Many families know how beneficial the unconditional love of a well-cared-for pet can be. Of course, while kids tend to think only of all the good parts of having a pet, parents know a lot of patience, time, and effort are also necessary. While involving kids in raising and caring for a pet is great, it’s ultimately up to the parents to make sure the experience is positive and that a pet receives the care they need for their entire lives.
For parents on the fence about welcoming a pet into their home, here are a number of benefits of doing so you might not have considered.
Why are pets so important to humans?
There are many reasons that pets are so important to humans. Pets, especially dogs, offer a number of health benefits, ranging from lowering our risk of heart attacks and strokes to alleviating stress and anxiety. They also offer invaluable companionship and unconditional love.

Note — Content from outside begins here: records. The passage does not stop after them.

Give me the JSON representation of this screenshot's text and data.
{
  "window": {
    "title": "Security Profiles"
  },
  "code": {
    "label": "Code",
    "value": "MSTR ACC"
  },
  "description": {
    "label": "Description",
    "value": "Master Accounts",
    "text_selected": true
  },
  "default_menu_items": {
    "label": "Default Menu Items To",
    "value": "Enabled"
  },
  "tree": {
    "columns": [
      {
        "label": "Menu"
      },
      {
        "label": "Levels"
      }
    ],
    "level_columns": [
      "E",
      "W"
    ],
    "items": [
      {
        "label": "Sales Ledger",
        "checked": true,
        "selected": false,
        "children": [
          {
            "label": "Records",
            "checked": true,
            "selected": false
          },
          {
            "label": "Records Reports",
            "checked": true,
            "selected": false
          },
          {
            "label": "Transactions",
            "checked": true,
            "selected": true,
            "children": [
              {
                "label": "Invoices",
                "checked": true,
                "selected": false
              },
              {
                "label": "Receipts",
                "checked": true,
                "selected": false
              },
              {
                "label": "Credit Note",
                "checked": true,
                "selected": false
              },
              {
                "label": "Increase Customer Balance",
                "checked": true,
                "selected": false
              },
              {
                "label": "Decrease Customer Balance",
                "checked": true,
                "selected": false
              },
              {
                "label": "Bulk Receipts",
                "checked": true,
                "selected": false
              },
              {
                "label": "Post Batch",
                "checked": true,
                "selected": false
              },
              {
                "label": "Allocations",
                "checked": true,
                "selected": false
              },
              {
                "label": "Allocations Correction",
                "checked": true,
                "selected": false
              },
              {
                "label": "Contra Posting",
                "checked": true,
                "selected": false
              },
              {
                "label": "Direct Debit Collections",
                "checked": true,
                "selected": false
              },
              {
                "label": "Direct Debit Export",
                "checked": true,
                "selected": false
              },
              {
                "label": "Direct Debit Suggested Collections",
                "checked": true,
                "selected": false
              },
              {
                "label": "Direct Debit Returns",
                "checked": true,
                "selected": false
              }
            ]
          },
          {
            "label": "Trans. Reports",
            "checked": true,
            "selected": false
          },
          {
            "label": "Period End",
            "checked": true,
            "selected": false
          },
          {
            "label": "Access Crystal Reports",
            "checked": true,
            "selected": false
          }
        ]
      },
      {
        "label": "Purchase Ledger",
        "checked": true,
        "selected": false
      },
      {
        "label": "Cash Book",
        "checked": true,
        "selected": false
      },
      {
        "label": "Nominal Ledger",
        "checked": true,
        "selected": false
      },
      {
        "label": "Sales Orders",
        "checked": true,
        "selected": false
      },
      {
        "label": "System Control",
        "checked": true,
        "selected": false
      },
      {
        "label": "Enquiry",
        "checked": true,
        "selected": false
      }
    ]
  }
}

What types of pets are suitable for kids of different ages?
Before bringing a new family member home, many parents ask themselves what the best pet for a child is, especially based on their age. While different kids may be able to handle certain pets at varying times, in general, children under 10 can handle different pets than can those over that age.
- Children under 10: Children under the age of ten are generally less capable of handling and taking care of pets than older children. Birds, reptiles, and guinea pigs may be good choices for kids in this age range because they don’t have to be handled as frequently. Dogs and cats can do well in families with young children, but parents should be cautious about adopting small, fragile dogs or cats if they have very young or particularly rambunctious children.
- Children over 10: Dogs and cats make wonderful family pets, but parents should teach their children of any age how to best treat pets of any size. Rabbits are also a good and relatively popular pet choice for kids on the older side, as they are very loving and bond with their humans, but require a fair amount of care and can startle or injure themselves easily.
While age is an important factor, so is a child’s individual personality. Even if you have a young child, if they’re calm, they may be capable of handling a more fragile pet, like a small dog. Or, even if they’re older, they may have a lot of energy and need a companion to match their activity level.
When adopting an adult pet, it’s also important to consult with the staff at a rescue or shelter to see if that pet is good with kids. Rescue pets especially come from a variety of backgrounds, and not all will do well with children of any age.
How do pets contribute to children’s physical, social, and emotional development?
Pets not only offer love but can actually contribute to children’s development in a number of ways, including:
- Social and emotional development: Nurturing a pet helps children practice empathy, compassion, and caregiving skills. In fact, children with pets display improved impulse control, social skills, and self-esteem. What’s more, a family pet may build bonds within your family: Sharing the love and care of a family pet forges a common bond among siblings.
- Physical health benefits: Pets are also good for children’s (and adult pet parents’) physical health. Research shows that children who grow up in homes with pets have less risk of developing common allergies and asthma, and playing with dogs may help lower blood pressure. Kids with pets get outside more to go for walks, run, and play – and enjoy all the associated health benefits of those activities.
- Mental health benefits: Cuddling a pet reduces stress, loneliness, and anxiety.
- Academic benefits: There may also be academic benefits associated with having pets. For example, emerging readers often feel more comfortable reading aloud to a pet.
- Benefits for children with special needs or disabilities: While having a pet dog has plenty of benefits in and of itself — for example, research shows that children with autism also uniquely benefit from having dogs, as they can help them learn responsibility and companionship — service and therapy dogs can benefit kids with special needs or disabilities.
How can pets help in teaching responsibility to kids?
Feeding and caring for a pet encourages childhood responsibility. When kids help pets not only meet their basic needs, such as giving their pet food, but also help them thrive through playing with and giving them exercise, they learn the power they have to help another living being — and potentially harm them should they fail to do so.
10 Reasons Pets Are Good For Kids
To summarize, here are the top 10 reasons that pets benefit kids:
- Children who grow up in homes with pets have less risk of developing common allergies and asthma.
- Playing with dogs may help lower blood pressure.
- Kids with pets get outside more to go for walks, run, and play – and enjoy all the associated health benefits.
- People with pets require fewer doctor’s visits.
- Emerging readers often feel more comfortable reading aloud to a pet.
- Nurturing a pet is an acceptable way for kids to practice being caregivers.
- Feeding and caring for a pet encourages childhood responsibility.
- Children with pets display improved impulse control, social skills, and self-esteem.
- Sharing the love and care of a family pet forges an additional common bond among siblings.
- Cuddling a pet reduces stress, loneliness, and anxiety.